Your task:
Go through the records and copy each line where the word "JSON" occurs.

App and web page records
>>>
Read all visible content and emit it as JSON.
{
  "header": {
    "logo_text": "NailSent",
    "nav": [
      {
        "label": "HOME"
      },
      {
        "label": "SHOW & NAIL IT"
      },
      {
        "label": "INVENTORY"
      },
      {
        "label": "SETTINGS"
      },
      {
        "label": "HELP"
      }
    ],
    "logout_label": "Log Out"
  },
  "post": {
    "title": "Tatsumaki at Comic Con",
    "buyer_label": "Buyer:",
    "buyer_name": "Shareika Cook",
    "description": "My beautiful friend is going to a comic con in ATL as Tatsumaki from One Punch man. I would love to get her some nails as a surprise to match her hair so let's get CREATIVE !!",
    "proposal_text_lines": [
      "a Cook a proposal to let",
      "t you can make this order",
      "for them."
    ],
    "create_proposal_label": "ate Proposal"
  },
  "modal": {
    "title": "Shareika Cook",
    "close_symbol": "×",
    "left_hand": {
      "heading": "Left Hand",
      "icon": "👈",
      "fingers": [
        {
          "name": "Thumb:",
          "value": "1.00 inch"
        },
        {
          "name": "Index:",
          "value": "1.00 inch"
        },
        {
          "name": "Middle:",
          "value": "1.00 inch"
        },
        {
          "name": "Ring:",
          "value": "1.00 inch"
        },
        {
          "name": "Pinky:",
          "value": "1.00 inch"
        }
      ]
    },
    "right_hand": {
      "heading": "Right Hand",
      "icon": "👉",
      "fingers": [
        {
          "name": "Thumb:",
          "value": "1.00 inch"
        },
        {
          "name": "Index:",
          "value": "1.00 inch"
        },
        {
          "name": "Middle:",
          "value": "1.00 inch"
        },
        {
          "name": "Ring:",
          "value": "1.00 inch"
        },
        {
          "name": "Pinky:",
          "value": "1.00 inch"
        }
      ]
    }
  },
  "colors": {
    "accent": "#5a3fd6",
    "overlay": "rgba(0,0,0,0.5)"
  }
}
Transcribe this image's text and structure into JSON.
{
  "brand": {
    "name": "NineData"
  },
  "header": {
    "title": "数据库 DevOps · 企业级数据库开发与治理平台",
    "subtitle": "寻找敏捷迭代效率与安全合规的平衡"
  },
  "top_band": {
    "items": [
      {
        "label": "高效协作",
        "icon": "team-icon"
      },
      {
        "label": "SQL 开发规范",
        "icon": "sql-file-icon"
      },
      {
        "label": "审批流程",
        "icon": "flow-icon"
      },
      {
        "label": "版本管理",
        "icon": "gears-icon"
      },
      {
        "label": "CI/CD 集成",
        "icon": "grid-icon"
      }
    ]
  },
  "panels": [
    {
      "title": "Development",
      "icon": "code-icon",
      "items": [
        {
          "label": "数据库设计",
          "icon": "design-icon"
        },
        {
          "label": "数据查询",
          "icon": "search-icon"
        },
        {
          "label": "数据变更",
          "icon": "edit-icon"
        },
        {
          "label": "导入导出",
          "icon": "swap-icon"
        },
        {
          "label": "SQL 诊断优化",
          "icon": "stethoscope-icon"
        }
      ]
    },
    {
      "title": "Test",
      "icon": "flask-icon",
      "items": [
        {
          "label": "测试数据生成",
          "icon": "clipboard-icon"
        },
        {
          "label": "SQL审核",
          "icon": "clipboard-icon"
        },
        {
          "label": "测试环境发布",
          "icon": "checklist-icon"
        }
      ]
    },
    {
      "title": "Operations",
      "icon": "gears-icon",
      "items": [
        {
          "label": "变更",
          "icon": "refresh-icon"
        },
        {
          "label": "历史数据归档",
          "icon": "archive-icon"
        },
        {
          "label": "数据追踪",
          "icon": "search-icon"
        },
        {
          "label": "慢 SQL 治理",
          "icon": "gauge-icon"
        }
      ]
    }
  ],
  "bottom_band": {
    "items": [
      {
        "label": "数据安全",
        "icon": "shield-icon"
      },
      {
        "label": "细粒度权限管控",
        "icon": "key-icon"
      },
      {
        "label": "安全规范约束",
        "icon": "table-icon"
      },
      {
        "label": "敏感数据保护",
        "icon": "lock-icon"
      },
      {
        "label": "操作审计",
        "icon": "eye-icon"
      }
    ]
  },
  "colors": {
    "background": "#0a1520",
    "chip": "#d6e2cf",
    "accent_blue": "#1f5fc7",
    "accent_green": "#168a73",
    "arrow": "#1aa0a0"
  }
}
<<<
Your solution:
Read all visible content and emit it as JSON.
Transcribe this image's text and structure into JSON.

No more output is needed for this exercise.